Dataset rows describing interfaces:
********************
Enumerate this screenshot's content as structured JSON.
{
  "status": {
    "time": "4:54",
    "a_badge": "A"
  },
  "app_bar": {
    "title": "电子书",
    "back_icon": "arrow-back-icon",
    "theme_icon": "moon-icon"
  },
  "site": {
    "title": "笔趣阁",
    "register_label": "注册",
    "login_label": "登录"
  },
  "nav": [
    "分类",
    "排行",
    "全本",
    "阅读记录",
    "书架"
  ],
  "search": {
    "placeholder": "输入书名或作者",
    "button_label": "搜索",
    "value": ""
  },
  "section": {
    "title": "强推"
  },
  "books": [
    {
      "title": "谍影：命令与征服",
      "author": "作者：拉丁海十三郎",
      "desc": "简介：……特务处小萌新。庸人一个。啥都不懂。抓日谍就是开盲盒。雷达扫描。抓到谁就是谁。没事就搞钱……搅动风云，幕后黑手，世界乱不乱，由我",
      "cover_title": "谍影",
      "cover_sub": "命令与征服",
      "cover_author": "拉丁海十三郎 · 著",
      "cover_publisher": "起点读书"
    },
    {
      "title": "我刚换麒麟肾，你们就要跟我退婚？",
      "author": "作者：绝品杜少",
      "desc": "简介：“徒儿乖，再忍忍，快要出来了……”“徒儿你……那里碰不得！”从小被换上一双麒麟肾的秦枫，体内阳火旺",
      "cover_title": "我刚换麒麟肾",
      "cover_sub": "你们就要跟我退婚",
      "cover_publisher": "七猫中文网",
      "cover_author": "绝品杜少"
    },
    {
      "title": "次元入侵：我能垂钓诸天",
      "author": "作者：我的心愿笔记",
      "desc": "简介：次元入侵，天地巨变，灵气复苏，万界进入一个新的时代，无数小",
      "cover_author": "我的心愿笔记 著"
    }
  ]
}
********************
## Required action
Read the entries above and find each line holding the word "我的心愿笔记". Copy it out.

## Task solution
      "author": "作者：我的心愿笔记",
      "cover_author": "我的心愿笔记 著"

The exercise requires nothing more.